## MATERIAL FOR THIS EXERCISE
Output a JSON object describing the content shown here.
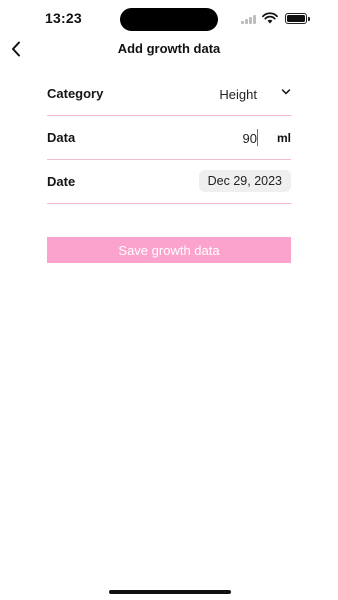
{
  "status_bar": {
    "time": "13:23"
  },
  "nav": {
    "title": "Add growth data",
    "back_icon": "chevron-left-icon"
  },
  "form": {
    "category": {
      "label": "Category",
      "value": "Height",
      "icon": "chevron-down-icon"
    },
    "data": {
      "label": "Data",
      "value": "90",
      "unit": "ml"
    },
    "date": {
      "label": "Date",
      "value": "Dec 29, 2023"
    }
  },
  "actions": {
    "save_label": "Save growth data"
  },
  "colors": {
    "accent": "#fba3cc",
    "divider": "#f3bcd3",
    "chip_background": "#efefef"
  }
}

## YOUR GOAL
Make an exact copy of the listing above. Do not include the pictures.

## EXERCISE SOLUTION
Output a JSON object describing the content shown here.
{
  "status_bar": {
    "time": "13:23"
  },
  "nav": {
    "title": "Add growth data",
    "back_icon": "chevron-left-icon"
  },
  "form": {
    "category": {
      "label": "Category",
      "value": "Height",
      "icon": "chevron-down-icon"
    },
    "data": {
      "label": "Data",
      "value": "90",
      "unit": "ml"
    },
    "date": {
      "label": "Date",
      "value": "Dec 29, 2023"
    }
  },
  "actions": {
    "save_label": "Save growth data"
  },
  "colors": {
    "accent": "#fba3cc",
    "divider": "#f3bcd3",
    "chip_background": "#efefef"
  }
}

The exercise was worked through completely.